(Items from a data source)
===============
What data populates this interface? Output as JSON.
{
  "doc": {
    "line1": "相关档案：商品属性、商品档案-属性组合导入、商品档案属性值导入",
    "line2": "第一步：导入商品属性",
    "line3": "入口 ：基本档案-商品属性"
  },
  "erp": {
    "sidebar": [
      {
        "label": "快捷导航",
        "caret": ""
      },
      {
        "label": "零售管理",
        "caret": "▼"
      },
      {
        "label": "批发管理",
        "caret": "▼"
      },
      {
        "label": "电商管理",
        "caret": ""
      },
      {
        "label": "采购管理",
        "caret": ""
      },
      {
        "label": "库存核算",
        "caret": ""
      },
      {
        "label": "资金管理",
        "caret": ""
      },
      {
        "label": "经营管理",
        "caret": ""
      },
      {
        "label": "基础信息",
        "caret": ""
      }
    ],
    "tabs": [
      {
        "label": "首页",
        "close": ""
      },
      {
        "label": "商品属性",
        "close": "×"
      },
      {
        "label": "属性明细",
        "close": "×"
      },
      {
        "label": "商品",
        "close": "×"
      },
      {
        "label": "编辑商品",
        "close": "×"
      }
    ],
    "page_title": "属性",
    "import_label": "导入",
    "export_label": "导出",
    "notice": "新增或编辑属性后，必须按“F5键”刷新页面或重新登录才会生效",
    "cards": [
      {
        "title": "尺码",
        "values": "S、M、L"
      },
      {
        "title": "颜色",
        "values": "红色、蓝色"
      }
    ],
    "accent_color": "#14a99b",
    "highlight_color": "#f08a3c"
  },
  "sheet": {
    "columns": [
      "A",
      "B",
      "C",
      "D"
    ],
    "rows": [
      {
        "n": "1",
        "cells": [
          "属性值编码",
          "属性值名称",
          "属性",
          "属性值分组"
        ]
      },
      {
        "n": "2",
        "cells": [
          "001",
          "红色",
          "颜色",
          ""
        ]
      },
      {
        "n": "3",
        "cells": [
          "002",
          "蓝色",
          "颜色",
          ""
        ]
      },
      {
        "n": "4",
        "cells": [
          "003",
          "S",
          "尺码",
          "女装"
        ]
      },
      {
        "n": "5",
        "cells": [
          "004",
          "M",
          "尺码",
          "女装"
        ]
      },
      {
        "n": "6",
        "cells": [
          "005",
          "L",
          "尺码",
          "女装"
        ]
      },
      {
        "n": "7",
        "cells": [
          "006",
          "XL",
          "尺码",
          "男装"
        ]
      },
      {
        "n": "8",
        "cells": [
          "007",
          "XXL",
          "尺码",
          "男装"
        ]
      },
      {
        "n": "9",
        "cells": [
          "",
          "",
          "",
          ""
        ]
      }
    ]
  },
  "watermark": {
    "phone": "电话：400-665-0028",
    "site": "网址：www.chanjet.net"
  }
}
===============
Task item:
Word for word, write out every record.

Solution for this task:
What data populates this interface? Output as JSON.
{
  "doc": {
    "line1": "相关档案：商品属性、商品档案-属性组合导入、商品档案属性值导入",
    "line2": "第一步：导入商品属性",
    "line3": "入口 ：基本档案-商品属性"
  },
  "erp": {
    "sidebar": [
      {
        "label": "快捷导航",
        "caret": ""
      },
      {
        "label": "零售管理",
        "caret": "▼"
      },
      {
        "label": "批发管理",
        "caret": "▼"
      },
      {
        "label": "电商管理",
        "caret": ""
      },
      {
        "label": "采购管理",
        "caret": ""
      },
      {
        "label": "库存核算",
        "caret": ""
      },
      {
        "label": "资金管理",
        "caret": ""
      },
      {
        "label": "经营管理",
        "caret": ""
      },
      {
        "label": "基础信息",
        "caret": ""
      }
    ],
    "tabs": [
      {
        "label": "首页",
        "close": ""
      },
      {
        "label": "商品属性",
        "close": "×"
      },
      {
        "label": "属性明细",
        "close": "×"
      },
      {
        "label": "商品",
        "close": "×"
      },
      {
        "label": "编辑商品",
        "close": "×"
      }
    ],
    "page_title": "属性",
    "import_label": "导入",
    "export_label": "导出",
    "notice": "新增或编辑属性后，必须按“F5键”刷新页面或重新登录才会生效",
    "cards": [
      {
        "title": "尺码",
        "values": "S、M、L"
      },
      {
        "title": "颜色",
        "values": "红色、蓝色"
      }
    ],
    "accent_color": "#14a99b",
    "highlight_color": "#f08a3c"
  },
  "sheet": {
    "columns": [
      "A",
      "B",
      "C",
      "D"
    ],
    "rows": [
      {
        "n": "1",
        "cells": [
          "属性值编码",
          "属性值名称",
          "属性",
          "属性值分组"
        ]
      },
      {
        "n": "2",
        "cells": [
          "001",
          "红色",
          "颜色",
          ""
        ]
      },
      {
        "n": "3",
        "cells": [
          "002",
          "蓝色",
          "颜色",
          ""
        ]
      },
      {
        "n": "4",
        "cells": [
          "003",
          "S",
          "尺码",
          "女装"
        ]
      },
      {
        "n": "5",
        "cells": [
          "004",
          "M",
          "尺码",
          "女装"
        ]
      },
      {
        "n": "6",
        "cells": [
          "005",
          "L",
          "尺码",
          "女装"
        ]
      },
      {
        "n": "7",
        "cells": [
          "006",
          "XL",
          "尺码",
          "男装"
        ]
      },
      {
        "n": "8",
        "cells": [
          "007",
          "XXL",
          "尺码",
          "男装"
        ]
      },
      {
        "n": "9",
        "cells": [
          "",
          "",
          "",
          ""
        ]
      }
    ]
  },
  "watermark": {
    "phone": "电话：400-665-0028",
    "site": "网址：www.chanjet.net"
  }
}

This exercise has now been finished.